Weed seeds continue to germinate and grow rapidly in soil with high moisture levels. They quickly spread and strangle garden plants. At a time of year when the weed threat is usually diminishing weeds are giving gardeners an on-going battle to keep them under control.
Aphids (greenfly) usually reduce in numbers after Christmas when drier weather reduces numbers and more mature plants are better able to resist the sap sucking aphids. The continued growth of plants and weeds with plenty of sap is meaning that aphids are surviving longer and damaging more garden plants. It may also be the case that the wet weather is discouraging to gardeners, reducing opportunities to get into the garden to get rid of weeds and protect garden plants from pests and disease.
Flies breed in decaying animal and vegetable matter and as decay is accelerated and flies survive longer in warm moist conditions, fly numbers are consequently well above normal. Kiwicare is seeing a significant increase in sales of fly control products; exterior and interior surface sprays and exterior baits for giving homes a season long fly proofing.
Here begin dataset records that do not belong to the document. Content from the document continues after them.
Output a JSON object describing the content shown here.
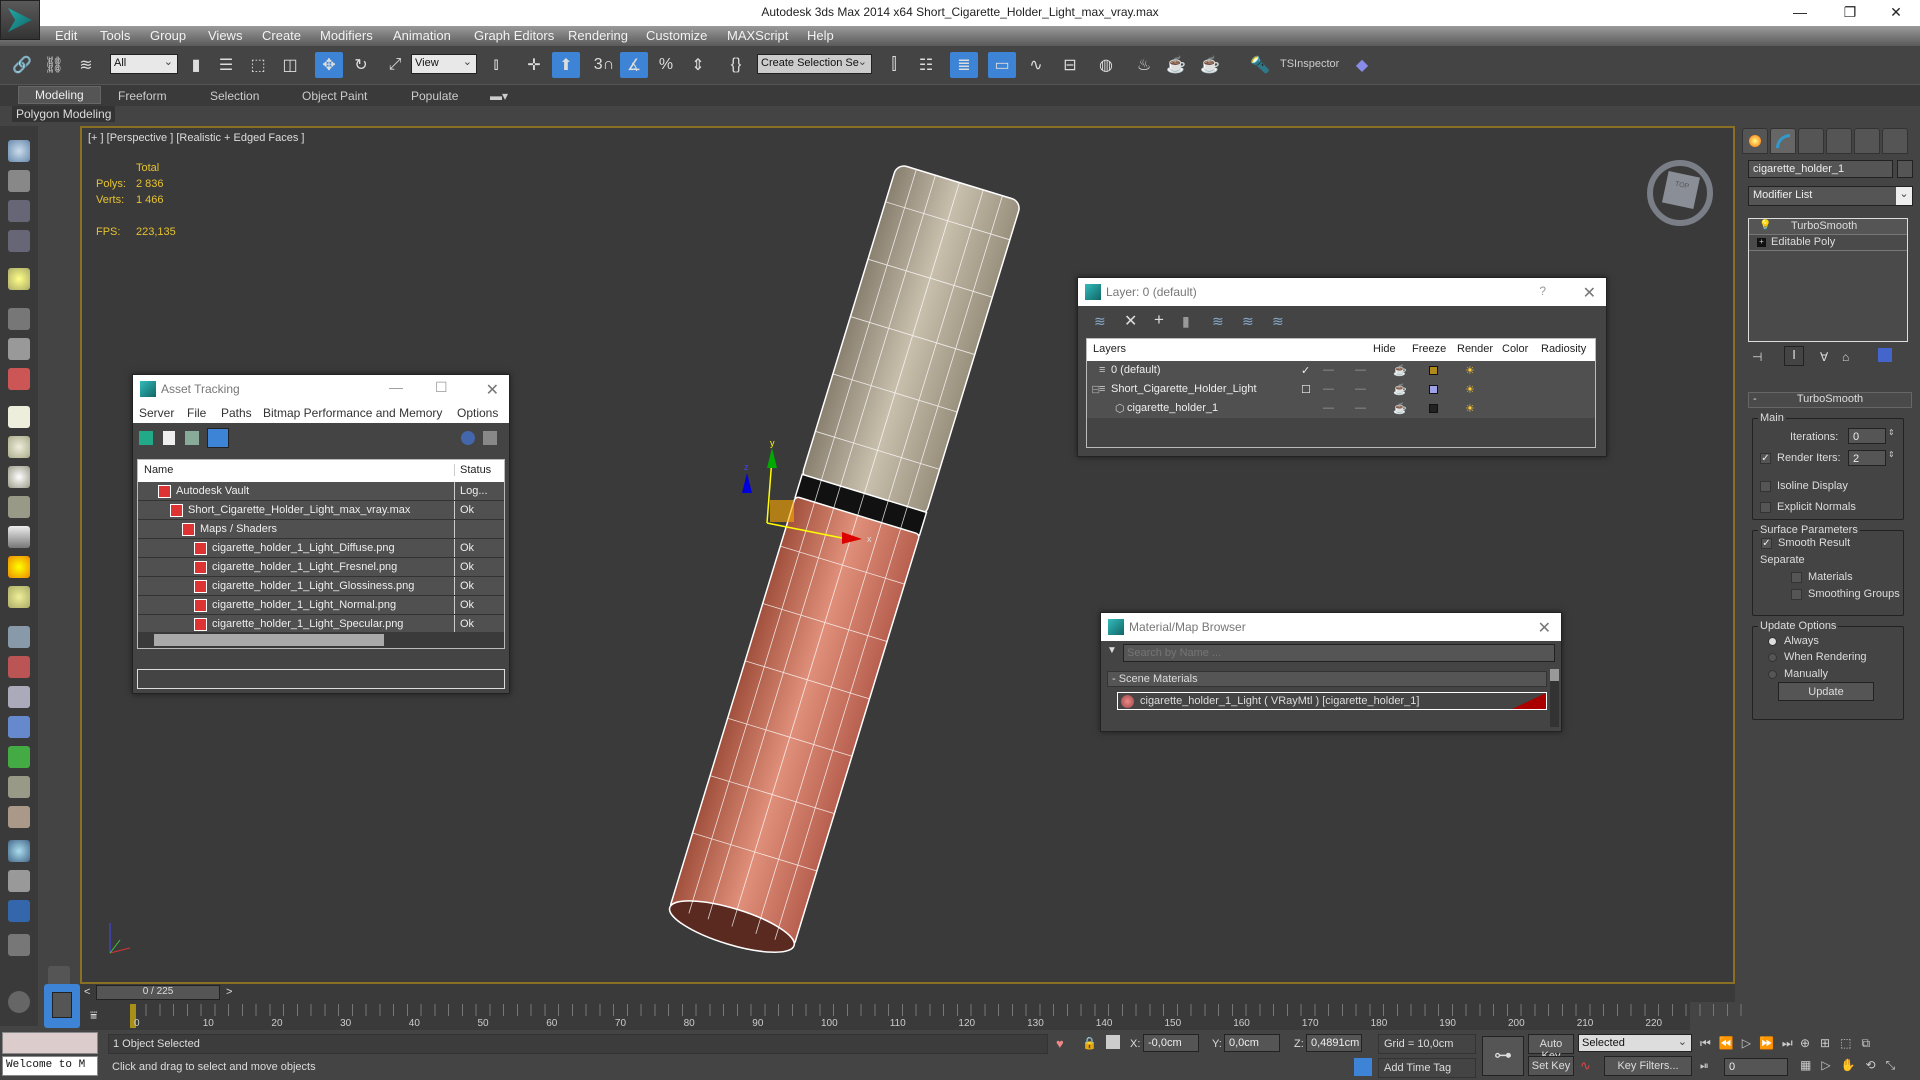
{
  "window": {
    "title": "Autodesk 3ds Max  2014 x64      Short_Cigarette_Holder_Light_max_vray.max",
    "controls": [
      "—",
      "❐",
      "✕"
    ]
  },
  "menu": [
    "Edit",
    "Tools",
    "Group",
    "Views",
    "Create",
    "Modifiers",
    "Animation",
    "Graph Editors",
    "Rendering",
    "Customize",
    "MAXScript",
    "Help"
  ],
  "toolbar": {
    "selection_filter": "All",
    "ref_coord": "View",
    "named_selection": "Create Selection Se",
    "tsinspector": "TSInspector"
  },
  "ribbon": {
    "tabs": [
      "Modeling",
      "Freeform",
      "Selection",
      "Object Paint",
      "Populate"
    ],
    "active_tab": "Modeling",
    "sub_label": "Polygon Modeling"
  },
  "viewport": {
    "label": "[+ ] [Perspective ] [Realistic + Edged Faces ]",
    "stats": {
      "total_label": "Total",
      "polys_label": "Polys:",
      "polys": "2 836",
      "verts_label": "Verts:",
      "verts": "1 466",
      "fps_label": "FPS:",
      "fps": "223,135"
    },
    "viewcube_label": "TOP",
    "gizmo_axes": [
      "x",
      "y",
      "z"
    ]
  },
  "asset_tracking": {
    "title": "Asset Tracking",
    "menu": [
      "Server",
      "File",
      "Paths",
      "Bitmap Performance and Memory",
      "Options"
    ],
    "columns": [
      "Name",
      "Status"
    ],
    "rows": [
      {
        "name": "Autodesk Vault",
        "status": "Log...",
        "level": 1,
        "icon": "vault-icon"
      },
      {
        "name": "Short_Cigarette_Holder_Light_max_vray.max",
        "status": "Ok",
        "level": 2,
        "icon": "max-file-icon"
      },
      {
        "name": "Maps / Shaders",
        "status": "",
        "level": 3,
        "icon": "maps-icon"
      },
      {
        "name": "cigarette_holder_1_Light_Diffuse.png",
        "status": "Ok",
        "level": 4,
        "icon": "bitmap-icon"
      },
      {
        "name": "cigarette_holder_1_Light_Fresnel.png",
        "status": "Ok",
        "level": 4,
        "icon": "bitmap-icon"
      },
      {
        "name": "cigarette_holder_1_Light_Glossiness.png",
        "status": "Ok",
        "level": 4,
        "icon": "bitmap-icon"
      },
      {
        "name": "cigarette_holder_1_Light_Normal.png",
        "status": "Ok",
        "level": 4,
        "icon": "bitmap-icon"
      },
      {
        "name": "cigarette_holder_1_Light_Specular.png",
        "status": "Ok",
        "level": 4,
        "icon": "bitmap-icon"
      }
    ]
  },
  "layer_dialog": {
    "title": "Layer: 0 (default)",
    "help": "?",
    "columns": [
      "Layers",
      "",
      "Hide",
      "Freeze",
      "Render",
      "Color",
      "Radiosity"
    ],
    "rows": [
      {
        "name": "0 (default)",
        "current": "✓",
        "color": "#b08a1a"
      },
      {
        "name": "Short_Cigarette_Holder_Light",
        "current": "☐",
        "color": "#a0a0e8"
      },
      {
        "name": "cigarette_holder_1",
        "current": "",
        "color": "#222222"
      }
    ]
  },
  "material_browser": {
    "title": "Material/Map Browser",
    "search_placeholder": "Search by Name ...",
    "section": "- Scene Materials",
    "item": "cigarette_holder_1_Light  ( VRayMtl ) [cigarette_holder_1]"
  },
  "command_panel": {
    "object_name": "cigarette_holder_1",
    "modifier_list": "Modifier List",
    "stack": [
      "TurboSmooth",
      "Editable Poly"
    ],
    "rollout_title": "TurboSmooth",
    "main_group": "Main",
    "iterations_label": "Iterations:",
    "iterations": "0",
    "render_iters_label": "Render Iters:",
    "render_iters": "2",
    "render_iters_checked": true,
    "isoline_label": "Isoline Display",
    "explicit_normals_label": "Explicit Normals",
    "surface_group": "Surface Parameters",
    "smooth_result_label": "Smooth Result",
    "separate_label": "Separate",
    "materials_label": "Materials",
    "smoothing_groups_label": "Smoothing Groups",
    "update_group": "Update Options",
    "always_label": "Always",
    "when_rendering_label": "When Rendering",
    "manually_label": "Manually",
    "update_button": "Update"
  },
  "timeline": {
    "frame": "0 / 225",
    "ticks": [
      "0",
      "10",
      "20",
      "30",
      "40",
      "50",
      "60",
      "70",
      "80",
      "90",
      "100",
      "110",
      "120",
      "130",
      "140",
      "150",
      "160",
      "170",
      "180",
      "190",
      "200",
      "210",
      "220"
    ]
  },
  "status": {
    "maxscript": "Welcome to M",
    "selected": "1 Object Selected",
    "prompt": "Click and drag to select and move objects",
    "x_label": "X:",
    "x": "-0,0cm",
    "y_label": "Y:",
    "y": "0,0cm",
    "z_label": "Z:",
    "z": "0,4891cm",
    "grid": "Grid = 10,0cm",
    "add_time_tag": "Add Time Tag",
    "auto_key": "Auto Key",
    "set_key": "Set Key",
    "key_mode": "Selected",
    "key_filters": "Key Filters...",
    "current_frame": "0"
  }
}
Technical Manager David Brittain says “We have had several enquiries about small shrimp or flea like creatures swarming into people’s houses. They are Gammarus sand hoppers, small crustaceans that are usually found on the beach or in the garden. The wet weather has allowed their population to grow and spread. They don’t cause any harm but those affected can be unsure what they are and whether to be concerned.”
However, the wet weather is not all bad news. Some pest numbers are reduced in these conditions. Ants in places where heavy rain has caused flooding are drowned out of nests and when the water recedes the ants must put their energy into rebuilding the nest before beginning breeding again. Wasp numbers are likely to be reduced this year compared to the high levels of last year. Wasp nests can be affected by flooding and a proportion of their food comes from the honeydew produced by sap sucking scale insects. The honey dew gets washed away in wet weather and so wasps will have had less food so far this year, keeping the population lower.
NIWA and the Met Service are still predicting that warmer drier weather in February is possible and if this happens it may still change the range of pests and diseases we will be fighting around our homes and gardens for the second half of summer.